If you would like to give specific examples, you can explain that oftentimes during peer review the reviewers will suggest new references the author should cite, and they may suggest sections that can be cut or moved within the paper to improve readability and organizational flow. These changes sometimes mean references are no longer cited in the text or in-text citations no longer have matching references in the bibliography. This is where copy editors step in to confirm which references the author wishes to cite and where, and which citations need a new reference to be added to the reference list. Making sure credit is correctly given where it is due is part of a copy editor’s purview.
When paragraphs and sections are moved or altered during peer review, it is not uncommon to find sentences that have been accidentally cut off in the middle and now make no sense. It is the copy editor’s job to help authors refine their writing for final publication, while retaining their unique way of expression—their authorial “voice.” A copy editor also acts on behalf of readers to make sure the text is comprehensible and confusing wording is clarified. Particularly when English is not an author’s first language, there can be syntax or grammar errors that can inhibit comprehension and readability. Copy editors are charged with writing direct, simple, and clear queries to the authors so they may edit the text as needed to improve clarity.
For production editors, it might be helpful to give some examples of tasks that you handle on a daily basis, such as monitoring schedules, assessing figure quality, preparing and sending proofs to authors (then collecting and incorporating the author’s corrections), gathering signed forms, and in some cases working with marketing to make sure everything is in place to publish and promote the publication.

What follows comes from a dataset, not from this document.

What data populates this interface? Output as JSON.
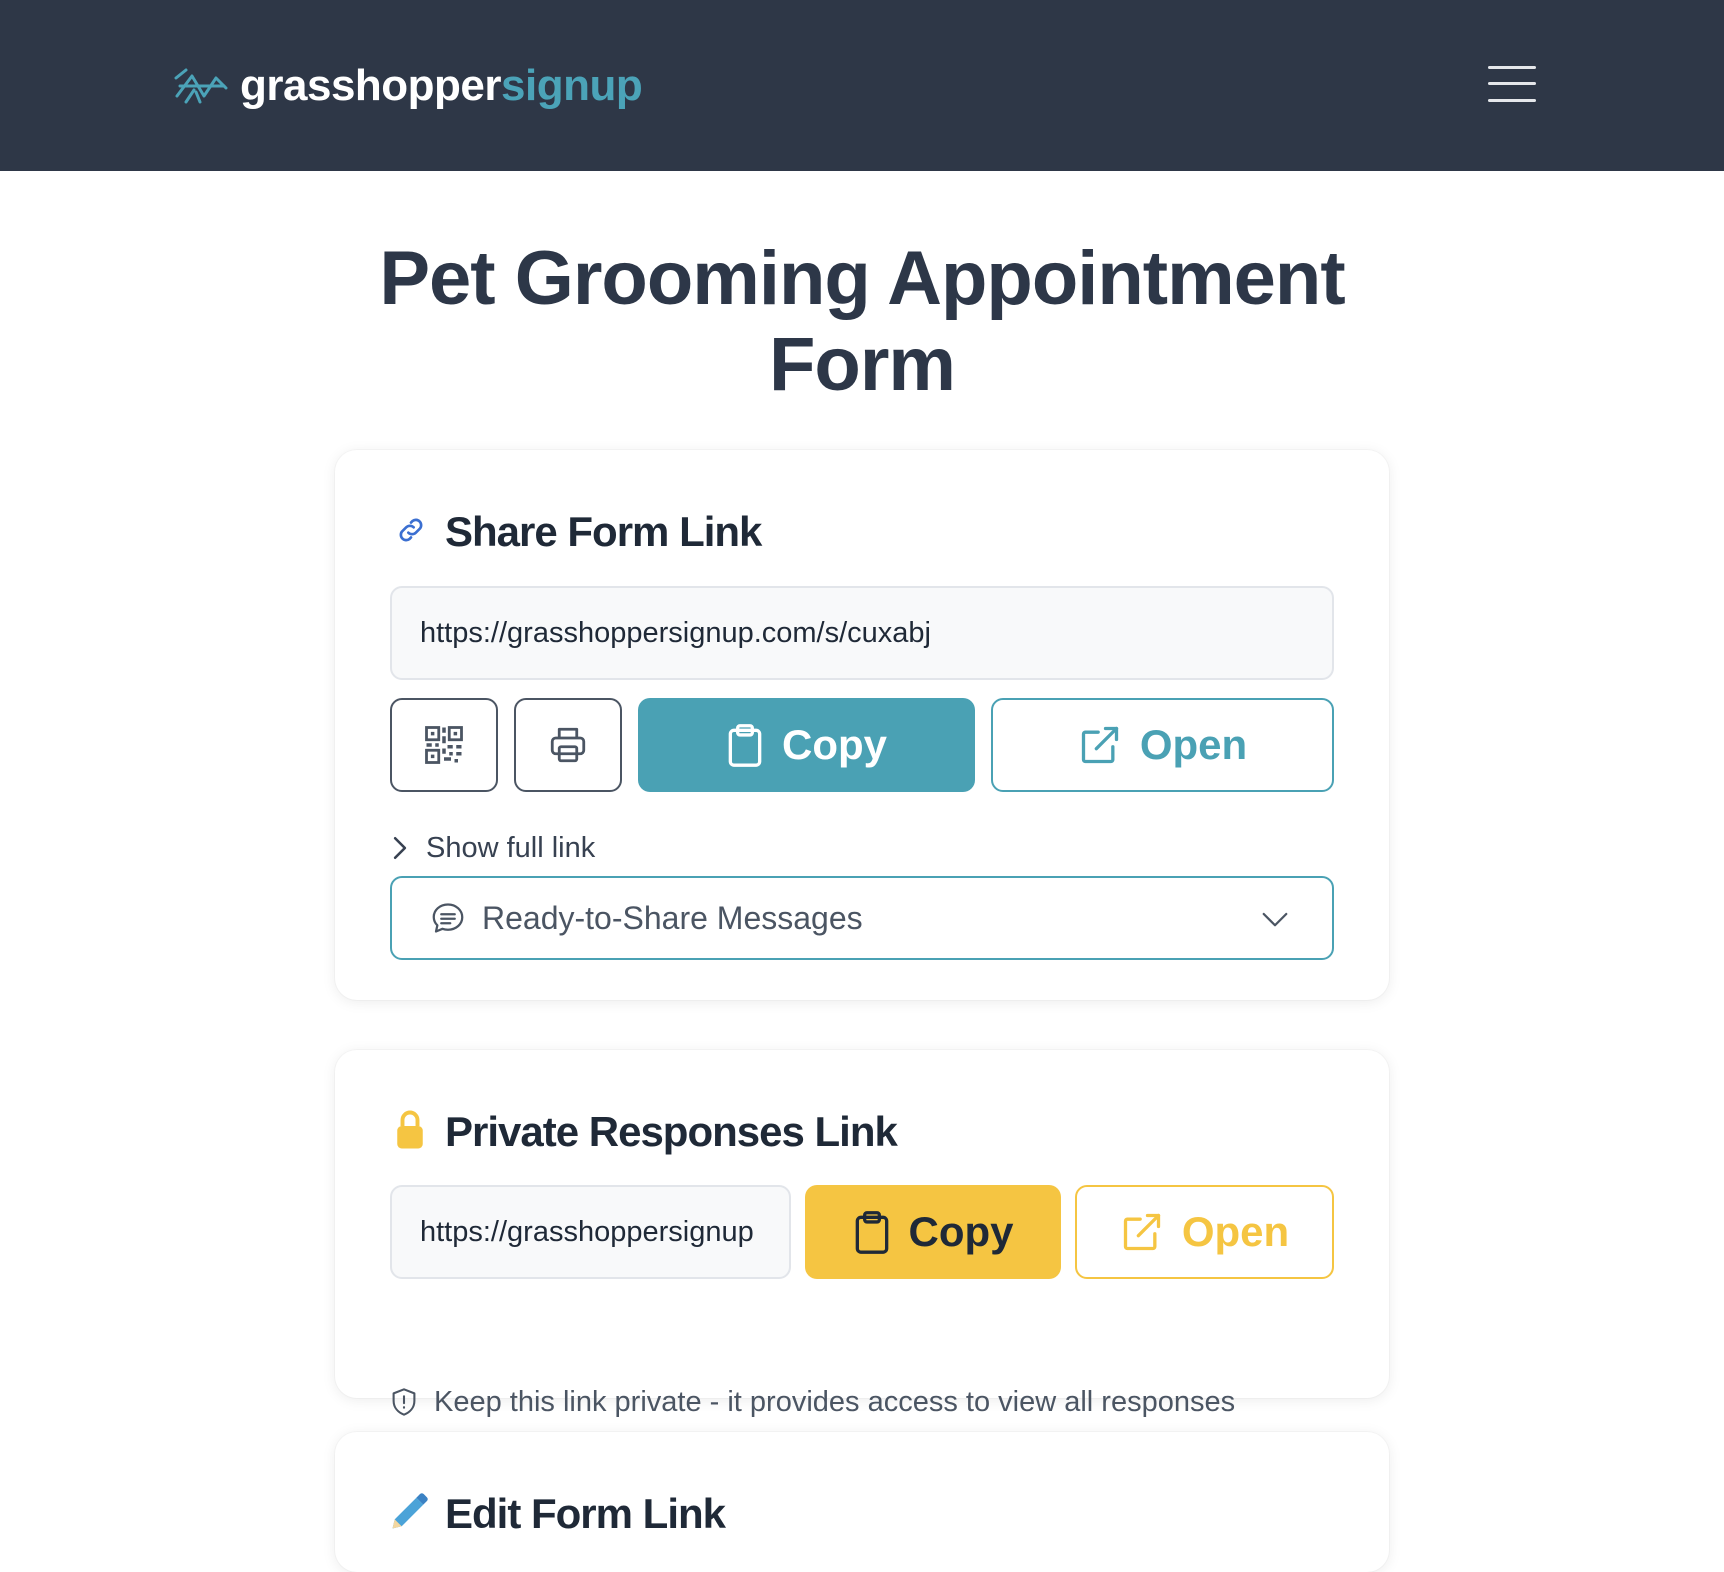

You can mention non-routine topics that you and your team receive training in, such as impact factors and other metrics, working with ESL authors, learning new software to track your manuscripts, or deciphering copyright laws and permissions.
Defending Your Work
Some editors may find themselves having to defend their work, especially to non-editors who may not understand the value of production or copyediting. In this case, it is best to focus on what a copy editor can provide: not only correct grammar and punctuation, but also consistency, professional tone, and factually correct information. A well-written document or publication can demonstrate meticulousness and commitment to detail. Conversely, publications with punctuation, spelling, or grammar errors can give the impression of sloppiness, or worse, incompetence, even if the content is of high quality. At its best, copyediting is invisible: only noticed when it is absent, and otherwise undetectable. Likewise, the work of a production editor is sometimes hidden until there is a problem that needs to be resolved—a quickly approaching deadline (or one that has already passed), a missing copyright form, or a graphic that needs permission to be printed.
It is always interesting to learn about what other people “do,” and we encourage scholarly editors to think about your role and how you would explain it to someone who has no background in publishing. It can be a good opportunity to let others know about the importance of peer review and copyediting, and how publishing trends affect your role in ways that are not so different from other career fields.
Becky Rivard is an Associate Production Editor at the American Mathematical Society. Jessica LaPointe is the Managing Copy Editor at the American Meteorological Society.